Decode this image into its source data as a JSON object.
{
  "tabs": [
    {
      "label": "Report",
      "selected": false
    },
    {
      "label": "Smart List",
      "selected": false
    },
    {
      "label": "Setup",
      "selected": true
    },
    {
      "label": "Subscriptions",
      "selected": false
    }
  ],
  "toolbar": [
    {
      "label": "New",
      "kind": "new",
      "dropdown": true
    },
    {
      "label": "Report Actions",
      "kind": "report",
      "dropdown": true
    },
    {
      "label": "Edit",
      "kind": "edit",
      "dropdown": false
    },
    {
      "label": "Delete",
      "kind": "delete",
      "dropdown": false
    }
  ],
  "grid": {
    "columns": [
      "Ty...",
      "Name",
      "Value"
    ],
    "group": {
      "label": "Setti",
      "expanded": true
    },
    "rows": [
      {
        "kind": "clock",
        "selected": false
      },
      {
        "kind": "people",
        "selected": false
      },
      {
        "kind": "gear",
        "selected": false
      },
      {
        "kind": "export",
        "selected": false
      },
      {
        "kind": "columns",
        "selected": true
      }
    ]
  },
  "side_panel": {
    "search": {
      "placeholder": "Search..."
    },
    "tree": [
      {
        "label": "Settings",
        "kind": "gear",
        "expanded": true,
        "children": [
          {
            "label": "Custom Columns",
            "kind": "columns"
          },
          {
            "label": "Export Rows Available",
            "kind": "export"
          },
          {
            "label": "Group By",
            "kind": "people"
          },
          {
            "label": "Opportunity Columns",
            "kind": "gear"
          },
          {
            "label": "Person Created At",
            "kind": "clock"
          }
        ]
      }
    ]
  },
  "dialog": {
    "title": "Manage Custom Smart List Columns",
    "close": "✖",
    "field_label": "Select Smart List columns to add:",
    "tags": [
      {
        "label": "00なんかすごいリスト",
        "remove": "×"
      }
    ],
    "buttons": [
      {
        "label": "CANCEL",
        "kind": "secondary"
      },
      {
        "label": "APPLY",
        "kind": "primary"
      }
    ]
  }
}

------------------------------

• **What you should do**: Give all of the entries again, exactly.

• **Result for this task**:
Decode this image into its source data as a JSON object.
{
  "tabs": [
    {
      "label": "Report",
      "selected": false
    },
    {
      "label": "Smart List",
      "selected": false
    },
    {
      "label": "Setup",
      "selected": true
    },
    {
      "label": "Subscriptions",
      "selected": false
    }
  ],
  "toolbar": [
    {
      "label": "New",
      "kind": "new",
      "dropdown": true
    },
    {
      "label": "Report Actions",
      "kind": "report",
      "dropdown": true
    },
    {
      "label": "Edit",
      "kind": "edit",
      "dropdown": false
    },
    {
      "label": "Delete",
      "kind": "delete",
      "dropdown": false
    }
  ],
  "grid": {
    "columns": [
      "Ty...",
      "Name",
      "Value"
    ],
    "group": {
      "label": "Setti",
      "expanded": true
    },
    "rows": [
      {
        "kind": "clock",
        "selected": false
      },
      {
        "kind": "people",
        "selected": false
      },
      {
        "kind": "gear",
        "selected": false
      },
      {
        "kind": "export",
        "selected": false
      },
      {
        "kind": "columns",
        "selected": true
      }
    ]
  },
  "side_panel": {
    "search": {
      "placeholder": "Search..."
    },
    "tree": [
      {
        "label": "Settings",
        "kind": "gear",
        "expanded": true,
        "children": [
          {
            "label": "Custom Columns",
            "kind": "columns"
          },
          {
            "label": "Export Rows Available",
            "kind": "export"
          },
          {
            "label": "Group By",
            "kind": "people"
          },
          {
            "label": "Opportunity Columns",
            "kind": "gear"
          },
          {
            "label": "Person Created At",
            "kind": "clock"
          }
        ]
      }
    ]
  },
  "dialog": {
    "title": "Manage Custom Smart List Columns",
    "close": "✖",
    "field_label": "Select Smart List columns to add:",
    "tags": [
      {
        "label": "00なんかすごいリスト",
        "remove": "×"
      }
    ],
    "buttons": [
      {
        "label": "CANCEL",
        "kind": "secondary"
      },
      {
        "label": "APPLY",
        "kind": "primary"
      }
    ]
  }
}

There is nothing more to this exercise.